In China, labor unions are starting to emerge, according to international HRM.
In China, rising labor agitation is beginning to emerge. In mid-2010, activism erupted at Foxconn (see Case 5.2) and Honda Motor factories, involving for the first time groups other than workers, such as the New Labor Art Troup (a performance group with an immigrant cast), legal aid and other support networks at scores of universities, law firms focused on promoting workers’ rights, and a slew of migrant worker aid organizations. The question is whether these organizations can build a workers’ movement with enough structure and strength to take on factory owners across the country. Until a few years ago, the Chinese authorities had a relatively easy time dismantling infrequent labor rallies. The Chinese security apparatus made sure that the leaders of labor protests in Shenzen, Harbin, and other cities did not join forces to establish a nationwide movement.
Today’s young workers, on the other hand, may be more difficult to manage. China currently has 787 million cellphone users and 348 million Internet users, and migrant workers in their twenties (who fill many of the factory jobs in the big industrial cities) are significantly better informed about global events than their parents. Whether in China’s north-eastern Rust Belt or the southern Pearl River Delta, the younger generation monitors labor movements as they develop.

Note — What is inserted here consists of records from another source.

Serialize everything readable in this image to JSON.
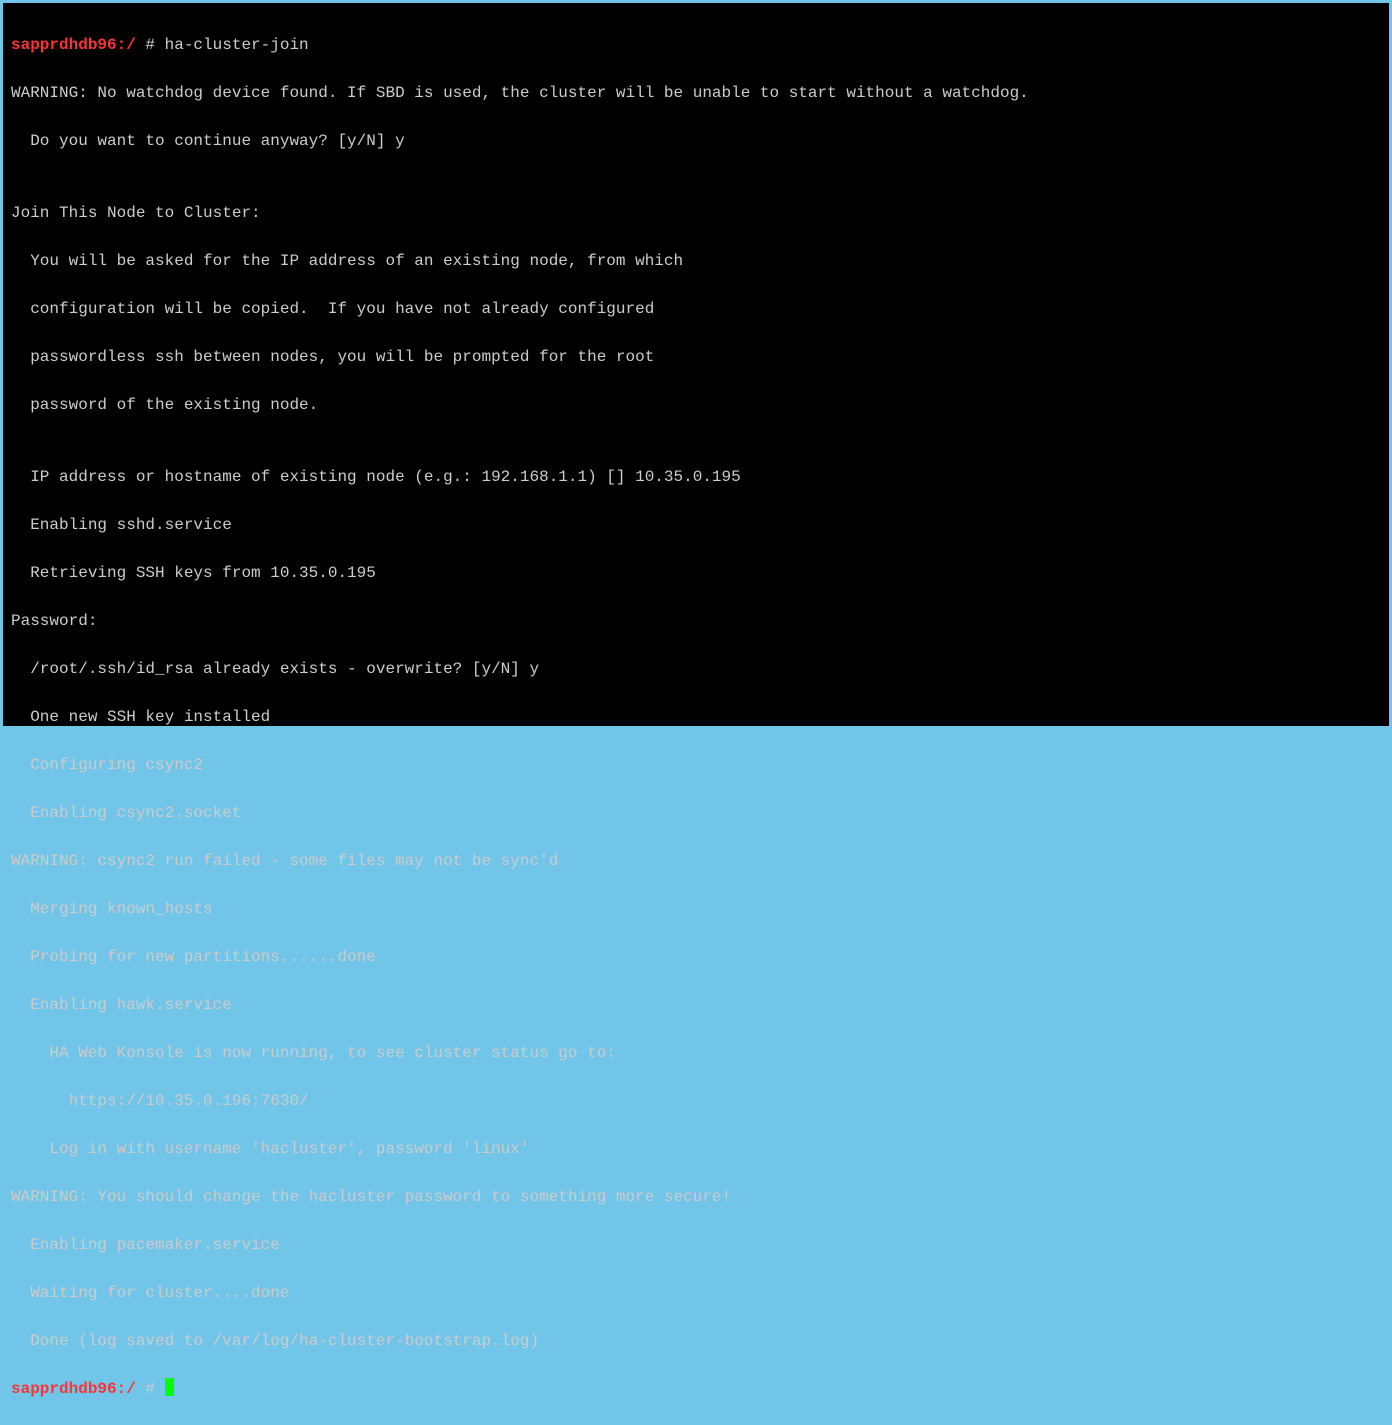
{
  "prompt1_host": "sapprdhdb96:/ ",
  "prompt1_hash": "# ",
  "prompt1_cmd": "ha-cluster-join",
  "l01": "WARNING: No watchdog device found. If SBD is used, the cluster will be unable to start without a watchdog.",
  "l02": "  Do you want to continue anyway? [y/N] y",
  "l03": "",
  "l04": "Join This Node to Cluster:",
  "l05": "  You will be asked for the IP address of an existing node, from which",
  "l06": "  configuration will be copied.  If you have not already configured",
  "l07": "  passwordless ssh between nodes, you will be prompted for the root",
  "l08": "  password of the existing node.",
  "l09": "",
  "l10": "  IP address or hostname of existing node (e.g.: 192.168.1.1) [] 10.35.0.195",
  "l11": "  Enabling sshd.service",
  "l12": "  Retrieving SSH keys from 10.35.0.195",
  "l13": "Password:",
  "l14": "  /root/.ssh/id_rsa already exists - overwrite? [y/N] y",
  "l15": "  One new SSH key installed",
  "l16": "  Configuring csync2",
  "l17": "  Enabling csync2.socket",
  "l18": "WARNING: csync2 run failed - some files may not be sync'd",
  "l19": "  Merging known_hosts",
  "l20": "  Probing for new partitions......done",
  "l21": "  Enabling hawk.service",
  "l22": "    HA Web Konsole is now running, to see cluster status go to:",
  "l23": "      https://10.35.0.196:7630/",
  "l24": "    Log in with username 'hacluster', password 'linux'",
  "l25": "WARNING: You should change the hacluster password to something more secure!",
  "l26": "  Enabling pacemaker.service",
  "l27": "  Waiting for cluster....done",
  "l28": "  Done (log saved to /var/log/ha-cluster-bootstrap.log)",
  "prompt2_host": "sapprdhdb96:/ ",
  "prompt2_hash": "# "
}
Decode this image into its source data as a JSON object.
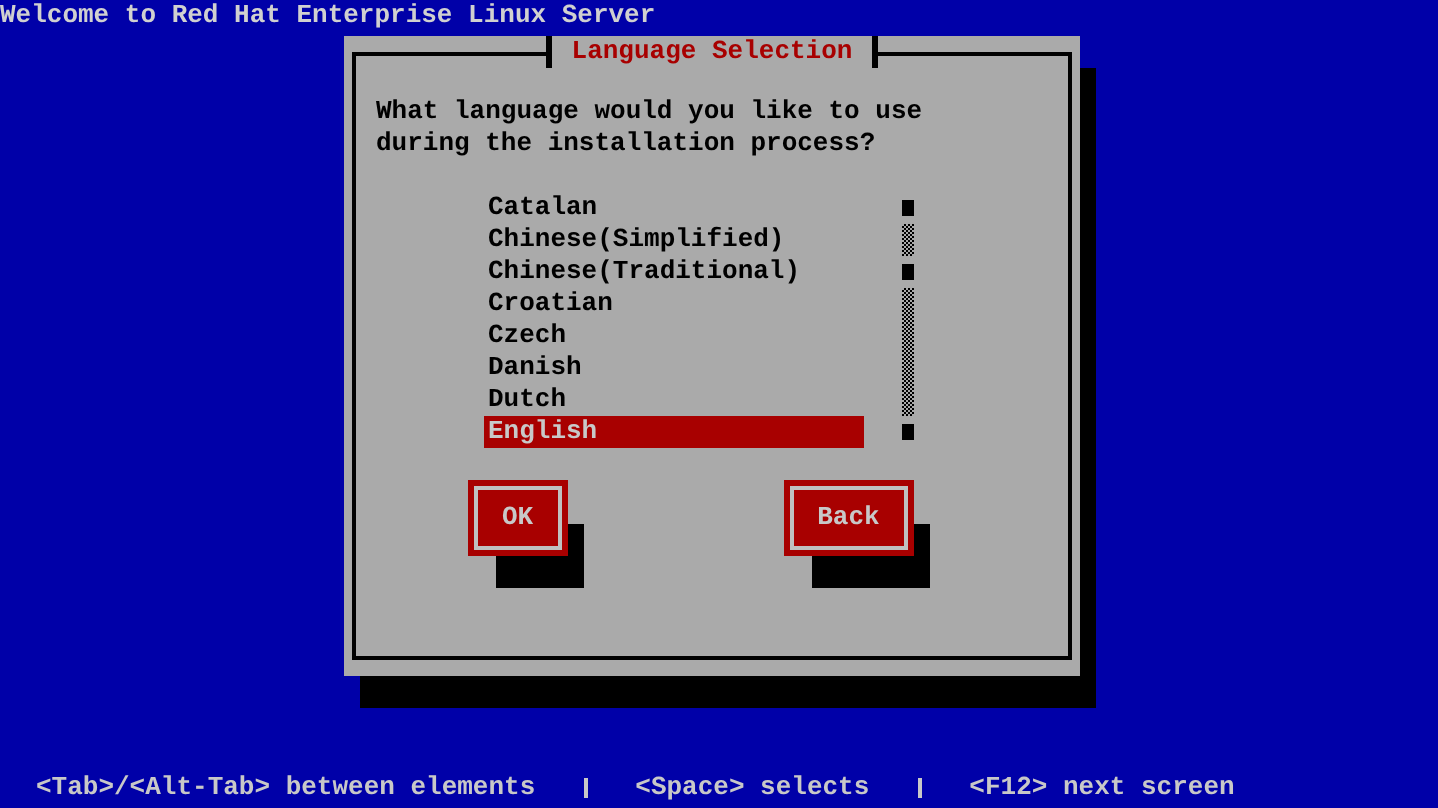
{
  "header": {
    "title": "Welcome to Red Hat Enterprise Linux Server"
  },
  "dialog": {
    "title": "Language Selection",
    "prompt": "What language would you like to use during the installation process?",
    "languages": [
      {
        "label": "Catalan",
        "selected": false
      },
      {
        "label": "Chinese(Simplified)",
        "selected": false
      },
      {
        "label": "Chinese(Traditional)",
        "selected": false
      },
      {
        "label": "Croatian",
        "selected": false
      },
      {
        "label": "Czech",
        "selected": false
      },
      {
        "label": "Danish",
        "selected": false
      },
      {
        "label": "Dutch",
        "selected": false
      },
      {
        "label": "English",
        "selected": true
      }
    ],
    "buttons": [
      {
        "label": "OK"
      },
      {
        "label": "Back"
      }
    ]
  },
  "status_bar": {
    "hints": [
      "<Tab>/<Alt-Tab> between elements",
      "<Space> selects",
      "<F12> next screen"
    ]
  }
}
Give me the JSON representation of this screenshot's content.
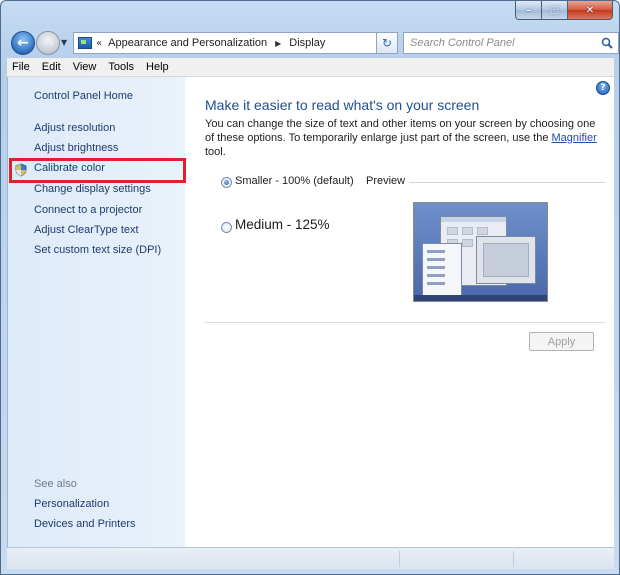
{
  "window": {
    "caption_minimize": "–",
    "caption_maximize": "□",
    "caption_close": "✕"
  },
  "nav": {
    "back_icon": "back-arrow-icon",
    "forward_icon": "forward-arrow-icon",
    "address_overflow": "«",
    "breadcrumbs": [
      "Appearance and Personalization",
      "Display"
    ],
    "search_placeholder": "Search Control Panel"
  },
  "menu": [
    "File",
    "Edit",
    "View",
    "Tools",
    "Help"
  ],
  "sidebar": {
    "home": "Control Panel Home",
    "tasks": [
      "Adjust resolution",
      "Adjust brightness",
      "Calibrate color",
      "Change display settings",
      "Connect to a projector",
      "Adjust ClearType text",
      "Set custom text size (DPI)"
    ],
    "see_also_title": "See also",
    "see_also": [
      "Personalization",
      "Devices and Printers"
    ],
    "highlight_color": "#e0202a"
  },
  "main": {
    "heading": "Make it easier to read what's on your screen",
    "desc_before": "You can change the size of text and other items on your screen by choosing one of these options. To temporarily enlarge just part of the screen, use the ",
    "desc_link": "Magnifier",
    "desc_after": " tool.",
    "options": [
      {
        "label": "Smaller - 100% (default)",
        "checked": true
      },
      {
        "label": "Medium - 125%",
        "checked": false
      }
    ],
    "preview_label": "Preview",
    "apply_label": "Apply",
    "help": "?"
  }
}
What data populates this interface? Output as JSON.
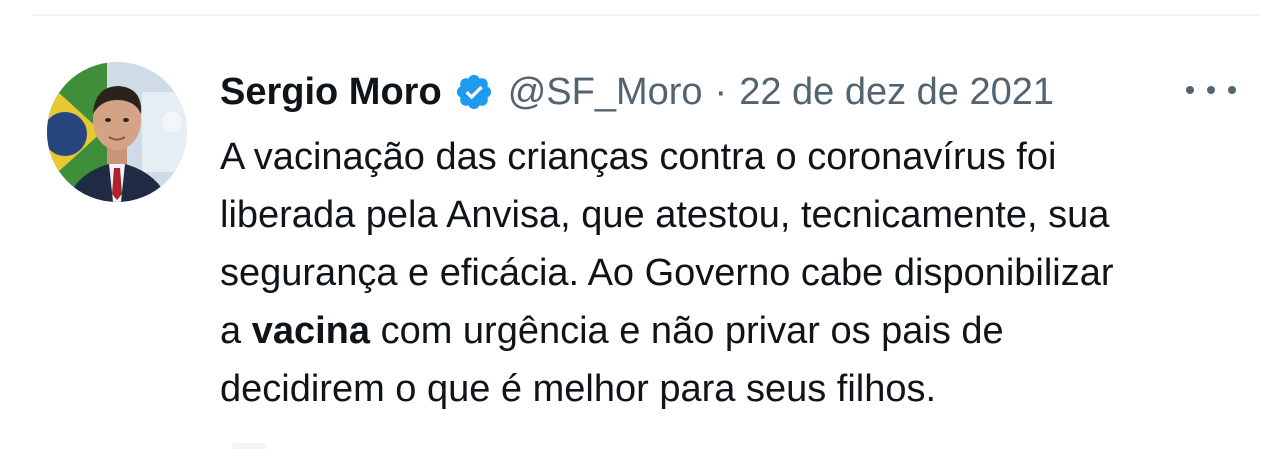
{
  "tweet": {
    "author": {
      "display_name": "Sergio Moro",
      "verified": true,
      "verified_icon": "verified-badge-icon",
      "handle": "@SF_Moro",
      "avatar": "avatar-photo"
    },
    "separator": "·",
    "date": "22 de dez de 2021",
    "more_icon": "more-options-icon",
    "text_lines": [
      "A vacinação das crianças contra o coronavírus foi",
      "liberada pela Anvisa, que atestou, tecnicamente, sua",
      "segurança e eficácia. Ao Governo cabe disponibilizar"
    ],
    "line4_prefix": "a ",
    "line4_bold": "vacina",
    "line4_suffix": " com urgência e não privar os pais de",
    "line5": "decidirem o que é melhor para seus filhos."
  },
  "colors": {
    "text_primary": "#0f1419",
    "text_secondary": "#536471",
    "verified_blue": "#1d9bf0",
    "background": "#ffffff"
  }
}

The more assertive workers have also benefited from a massive campaign by China’s state-run media to disseminate information about the 2008 labor contract law. As a result, young workers are aware of what they are owed, whether it is double pay for overtime or better working conditions. They are beginning to demand more in order to put an end to the days of cheap labor and easy mistreatment.
These workers who are self-taught suddenly have new allies. Beijing’s decade-long push to increase the number of students at China’s universities has attracted an increasing number of rural residentsas well as those with relatives and friends who still work in factoriesto Chinese campuses. This has sparked a groundswell of support for migrant labor among college students. Students studying law, politics, and sociology are organizing support groups and even providing legal assistance to employees in unprecedented numbers. “We are not merely working for the rights of 1,800 workers, but for the rights of workers across the country,” the Honda workers proclaimed during their protest. Another Honda facility in China went on strike a week later.
The demand for factory employees for export markets and rising domestic consumer markets continues to rise, while the quantity of accessible, low-wage workers from China’s rural inland decreases, providing China’s labor force additional leverage to demand higher salaries and better working conditions. Strikes and the establishment of unions are examples of collective action that can lead to these rights. This has never been done before, and it offers significant challenges not only for Chinese political leaders, but also for the strategic leadership of the thousands of foreign companies that have never had to worry about labor issues in their Chinese subsidiaries and subcontractors.
Please respond to the following questions:
1. Why are labor unions gaining traction in China’s factories? Is this good or bad for China, in your opinion? Is it beneficial or detrimental to foreign MNEs who subcontract to these factories?
2. Will this tarnish China’s image as a low-cost, welcoming outsourcing destination?
3. How does this affect IHR in the companies involved?